Abraham Lincoln once famously said “Public sentiment is everything”. It applies to products even if it is a notch or two less than that for politics. Product Managers are expected to manage ‘user sentiment’ or ‘customer sentiment’ for the product that they manage. However, the mettle of the product manager gets tested when the ‘sentiment’ is within the organisation – more intensely if people higher than the product manager’s pay scale support the sentiment. Continue reading
With ProductMantra today is a Product Manager whose passion is minimalism. With her minimalist philosophy she creates products that are valuable, usable, feasible and desirable. Presenting to you Suzie Prince, who at present is the Head of Product at ThoughtWorks Studios. Typical to our interview series, we asked Suzie three questions.
Did you know how Amazon Web Services was born?

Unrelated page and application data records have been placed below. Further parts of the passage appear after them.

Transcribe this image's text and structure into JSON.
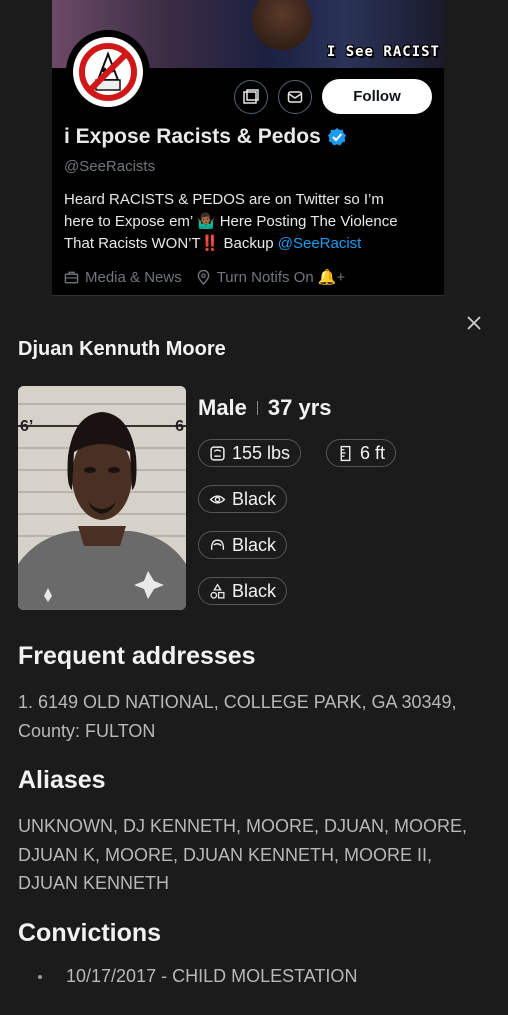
{
  "twitter_card": {
    "banner_text": "I See RACIST",
    "follow_label": "Follow",
    "display_name": "i Expose Racists & Pedos",
    "handle": "@SeeRacists",
    "bio_line_1": "Heard RACISTS & PEDOS are on Twitter so I’m",
    "bio_line_2": "here to Expose em’ 🤷🏾‍♂️ Here Posting The Violence",
    "bio_line_3_prefix": "That Racists WON’T",
    "bio_emphasis": "‼️",
    "bio_line_3_middle": " Backup ",
    "bio_link": "@SeeRacist",
    "meta_category": "Media & News",
    "meta_location": "Turn Notifs On 🔔+"
  },
  "profile": {
    "name": "Djuan Kennuth Moore",
    "gender": "Male",
    "age": "37 yrs",
    "weight": "155 lbs",
    "height": "6 ft",
    "eye_color": "Black",
    "hair_color": "Black",
    "race": "Black",
    "mugshot_marks": {
      "height_left": "6’",
      "height_right": "6"
    }
  },
  "addresses": {
    "title": "Frequent addresses",
    "line_1": "1. 6149 OLD NATIONAL, COLLEGE PARK, GA 30349,",
    "line_2": "County: FULTON"
  },
  "aliases": {
    "title": "Aliases",
    "line_1": "UNKNOWN, DJ KENNETH, MOORE, DJUAN, MOORE,",
    "line_2": "DJUAN K, MOORE, DJUAN KENNETH, MOORE II,",
    "line_3": "DJUAN KENNETH"
  },
  "convictions": {
    "title": "Convictions",
    "items": [
      "10/17/2017 - CHILD MOLESTATION"
    ]
  },
  "colors": {
    "background": "#1b1b1b",
    "twitter_blue": "#1d9bf0",
    "muted_text": "#b8b8b8"
  }
}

In early 2000s Amazon was growing quickly and hiring new software engineers, yet they were still finding, in spite of the additional people, they weren’t building applications any faster…The internal teams at Amazon required a set of common infrastructure services everyone could access without reinventing the wheel every time, and that’s precisely what Amazon set out to build — and that’s when they began to realise they might have something bigger.
This is an excerpt from TechCrunch. AWS was an extraordinary solution to a technical debt.
Product Managers (of enterprise products) must visit customers. However, customer visits for Product Managers are important but not urgent. If you miss a customer meeting, you would not notice anything amiss in the short term, however if you keep missing customer meetings, you will find yourself grappling to catch-up in the long-term. That is the reason you must schedule customer meetings well in advance – block your calendar – so that there is no excuse for you to skip. Continue reading
Product Managers are supposed to be metrics driven and are used to extracting and analysing data to understand how the product has been performing – for the customers/users and for the business. This is usually done as an operational exercise on a day to day basis or sometimes to figure out the cause of something unusual happening on the product. This is a typical usage of dash-boarding and business intelligence; perfectly fine if you do not (or cannot) collect data beyond a few key metrics. Continue reading
Product Managers don various avatars; that is the nature of the work. However, the product metrics that you measure defines what you really do.
We start the interview series of Product Mantra in 2016 with a young technologist and product leader Tyler Strand, who is very clear in his thoughts about various aspects of product management. Product Mantra asked Tyler three questions. Continue reading